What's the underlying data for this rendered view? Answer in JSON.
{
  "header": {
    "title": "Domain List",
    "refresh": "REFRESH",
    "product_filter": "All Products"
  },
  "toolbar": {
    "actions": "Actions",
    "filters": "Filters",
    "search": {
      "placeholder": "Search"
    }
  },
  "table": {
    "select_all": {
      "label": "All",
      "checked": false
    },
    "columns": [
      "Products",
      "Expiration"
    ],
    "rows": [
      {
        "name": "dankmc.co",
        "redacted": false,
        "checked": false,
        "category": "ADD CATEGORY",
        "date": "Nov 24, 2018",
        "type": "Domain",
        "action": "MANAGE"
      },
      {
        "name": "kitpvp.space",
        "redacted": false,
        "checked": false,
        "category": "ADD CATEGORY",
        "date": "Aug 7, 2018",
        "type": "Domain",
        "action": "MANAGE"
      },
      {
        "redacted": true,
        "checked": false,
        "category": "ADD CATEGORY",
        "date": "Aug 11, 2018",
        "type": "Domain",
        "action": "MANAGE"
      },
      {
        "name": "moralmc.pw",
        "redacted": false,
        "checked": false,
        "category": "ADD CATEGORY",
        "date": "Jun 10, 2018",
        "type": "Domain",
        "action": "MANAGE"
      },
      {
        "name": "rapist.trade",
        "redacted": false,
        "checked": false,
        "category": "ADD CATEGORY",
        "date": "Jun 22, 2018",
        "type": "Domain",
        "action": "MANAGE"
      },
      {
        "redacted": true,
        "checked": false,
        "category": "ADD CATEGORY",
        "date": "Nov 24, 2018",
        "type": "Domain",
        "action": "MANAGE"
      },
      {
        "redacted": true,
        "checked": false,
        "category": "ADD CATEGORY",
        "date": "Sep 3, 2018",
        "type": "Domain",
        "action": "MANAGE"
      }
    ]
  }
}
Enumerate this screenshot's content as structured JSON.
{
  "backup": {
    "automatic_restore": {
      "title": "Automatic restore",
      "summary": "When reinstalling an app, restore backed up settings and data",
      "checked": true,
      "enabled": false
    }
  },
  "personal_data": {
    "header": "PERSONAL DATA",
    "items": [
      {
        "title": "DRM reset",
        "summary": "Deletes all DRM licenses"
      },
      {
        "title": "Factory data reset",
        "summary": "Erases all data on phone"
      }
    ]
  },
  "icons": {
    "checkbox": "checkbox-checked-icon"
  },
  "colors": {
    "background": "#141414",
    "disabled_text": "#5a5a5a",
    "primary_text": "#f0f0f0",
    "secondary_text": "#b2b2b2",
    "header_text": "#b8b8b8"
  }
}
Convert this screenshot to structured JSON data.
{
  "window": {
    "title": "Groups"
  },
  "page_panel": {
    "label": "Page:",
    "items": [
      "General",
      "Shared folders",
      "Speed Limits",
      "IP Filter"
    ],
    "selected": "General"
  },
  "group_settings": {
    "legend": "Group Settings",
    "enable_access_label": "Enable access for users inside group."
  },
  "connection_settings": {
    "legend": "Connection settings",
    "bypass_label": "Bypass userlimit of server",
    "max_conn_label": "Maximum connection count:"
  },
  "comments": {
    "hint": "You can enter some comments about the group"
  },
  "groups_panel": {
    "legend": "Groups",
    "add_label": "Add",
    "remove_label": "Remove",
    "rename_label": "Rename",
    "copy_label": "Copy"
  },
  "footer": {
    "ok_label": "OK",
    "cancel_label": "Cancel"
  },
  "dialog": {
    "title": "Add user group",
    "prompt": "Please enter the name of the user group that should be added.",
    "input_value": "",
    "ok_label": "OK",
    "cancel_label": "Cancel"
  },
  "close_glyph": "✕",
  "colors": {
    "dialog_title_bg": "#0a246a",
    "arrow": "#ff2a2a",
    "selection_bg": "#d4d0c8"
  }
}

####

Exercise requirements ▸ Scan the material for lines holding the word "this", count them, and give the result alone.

Written response ▸ 3